Action item:
Reproduce the records exactly. Leave the pictures out.
★ ★ ★ ★ ★ ★ ★
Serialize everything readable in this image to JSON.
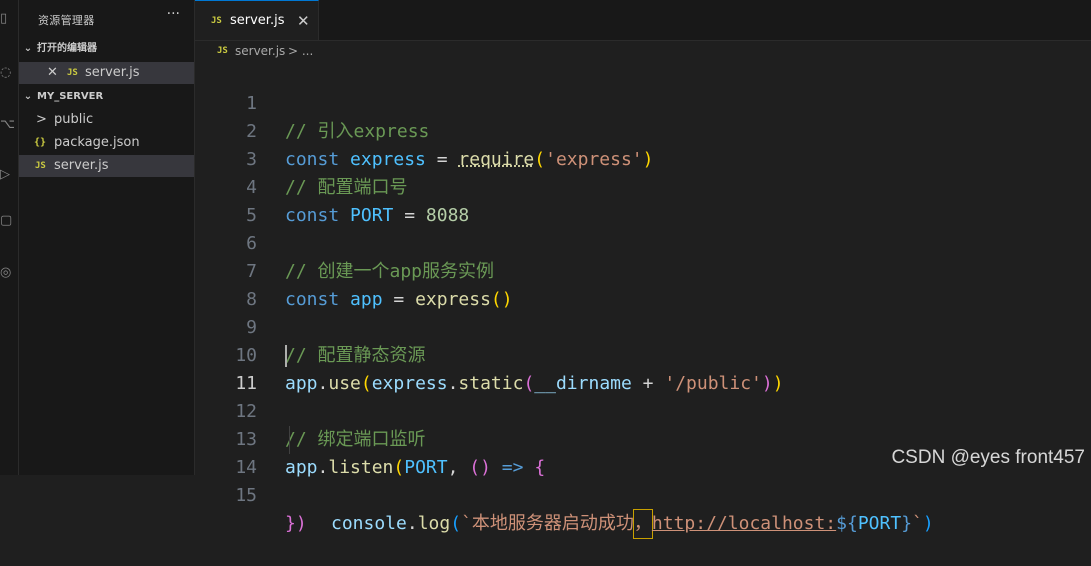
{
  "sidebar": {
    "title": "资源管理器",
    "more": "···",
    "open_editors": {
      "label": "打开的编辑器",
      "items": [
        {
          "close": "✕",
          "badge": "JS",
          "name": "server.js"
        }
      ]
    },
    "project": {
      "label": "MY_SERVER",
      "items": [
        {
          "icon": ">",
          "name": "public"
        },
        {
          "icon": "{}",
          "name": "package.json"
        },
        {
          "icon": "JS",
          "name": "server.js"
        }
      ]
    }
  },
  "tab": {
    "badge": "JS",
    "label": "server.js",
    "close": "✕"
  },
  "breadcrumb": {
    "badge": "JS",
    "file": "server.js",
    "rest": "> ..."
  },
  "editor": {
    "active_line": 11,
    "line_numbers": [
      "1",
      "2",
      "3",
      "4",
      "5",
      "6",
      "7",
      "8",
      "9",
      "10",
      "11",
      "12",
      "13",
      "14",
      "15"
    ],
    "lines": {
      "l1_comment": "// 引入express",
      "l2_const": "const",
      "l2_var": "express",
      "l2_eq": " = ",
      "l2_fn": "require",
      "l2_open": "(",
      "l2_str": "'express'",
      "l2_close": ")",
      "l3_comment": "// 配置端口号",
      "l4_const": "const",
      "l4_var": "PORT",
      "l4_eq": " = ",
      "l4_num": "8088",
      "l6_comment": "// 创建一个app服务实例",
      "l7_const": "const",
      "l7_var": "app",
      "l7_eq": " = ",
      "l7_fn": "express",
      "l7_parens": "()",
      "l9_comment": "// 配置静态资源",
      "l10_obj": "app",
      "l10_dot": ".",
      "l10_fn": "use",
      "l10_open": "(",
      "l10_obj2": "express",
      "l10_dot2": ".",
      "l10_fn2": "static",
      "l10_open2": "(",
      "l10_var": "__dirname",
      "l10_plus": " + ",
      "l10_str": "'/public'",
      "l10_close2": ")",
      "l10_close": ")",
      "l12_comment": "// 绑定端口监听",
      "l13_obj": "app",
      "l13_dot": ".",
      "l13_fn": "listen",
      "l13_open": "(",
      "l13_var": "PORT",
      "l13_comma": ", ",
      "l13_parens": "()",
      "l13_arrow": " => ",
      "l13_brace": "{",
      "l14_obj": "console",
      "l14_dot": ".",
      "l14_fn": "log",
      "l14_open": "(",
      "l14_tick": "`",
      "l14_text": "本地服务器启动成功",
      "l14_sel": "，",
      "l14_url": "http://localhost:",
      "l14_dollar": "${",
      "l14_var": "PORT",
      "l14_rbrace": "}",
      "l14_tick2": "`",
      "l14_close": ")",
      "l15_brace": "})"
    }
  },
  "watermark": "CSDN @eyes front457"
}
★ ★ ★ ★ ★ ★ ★
Response for this exercise:
Serialize everything readable in this image to JSON.
{
  "sidebar": {
    "title": "资源管理器",
    "more": "···",
    "open_editors": {
      "label": "打开的编辑器",
      "items": [
        {
          "close": "✕",
          "badge": "JS",
          "name": "server.js"
        }
      ]
    },
    "project": {
      "label": "MY_SERVER",
      "items": [
        {
          "icon": ">",
          "name": "public"
        },
        {
          "icon": "{}",
          "name": "package.json"
        },
        {
          "icon": "JS",
          "name": "server.js"
        }
      ]
    }
  },
  "tab": {
    "badge": "JS",
    "label": "server.js",
    "close": "✕"
  },
  "breadcrumb": {
    "badge": "JS",
    "file": "server.js",
    "rest": "> ..."
  },
  "editor": {
    "active_line": 11,
    "line_numbers": [
      "1",
      "2",
      "3",
      "4",
      "5",
      "6",
      "7",
      "8",
      "9",
      "10",
      "11",
      "12",
      "13",
      "14",
      "15"
    ],
    "lines": {
      "l1_comment": "// 引入express",
      "l2_const": "const",
      "l2_var": "express",
      "l2_eq": " = ",
      "l2_fn": "require",
      "l2_open": "(",
      "l2_str": "'express'",
      "l2_close": ")",
      "l3_comment": "// 配置端口号",
      "l4_const": "const",
      "l4_var": "PORT",
      "l4_eq": " = ",
      "l4_num": "8088",
      "l6_comment": "// 创建一个app服务实例",
      "l7_const": "const",
      "l7_var": "app",
      "l7_eq": " = ",
      "l7_fn": "express",
      "l7_parens": "()",
      "l9_comment": "// 配置静态资源",
      "l10_obj": "app",
      "l10_dot": ".",
      "l10_fn": "use",
      "l10_open": "(",
      "l10_obj2": "express",
      "l10_dot2": ".",
      "l10_fn2": "static",
      "l10_open2": "(",
      "l10_var": "__dirname",
      "l10_plus": " + ",
      "l10_str": "'/public'",
      "l10_close2": ")",
      "l10_close": ")",
      "l12_comment": "// 绑定端口监听",
      "l13_obj": "app",
      "l13_dot": ".",
      "l13_fn": "listen",
      "l13_open": "(",
      "l13_var": "PORT",
      "l13_comma": ", ",
      "l13_parens": "()",
      "l13_arrow": " => ",
      "l13_brace": "{",
      "l14_obj": "console",
      "l14_dot": ".",
      "l14_fn": "log",
      "l14_open": "(",
      "l14_tick": "`",
      "l14_text": "本地服务器启动成功",
      "l14_sel": "，",
      "l14_url": "http://localhost:",
      "l14_dollar": "${",
      "l14_var": "PORT",
      "l14_rbrace": "}",
      "l14_tick2": "`",
      "l14_close": ")",
      "l15_brace": "})"
    }
  },
  "watermark": "CSDN @eyes front457"
}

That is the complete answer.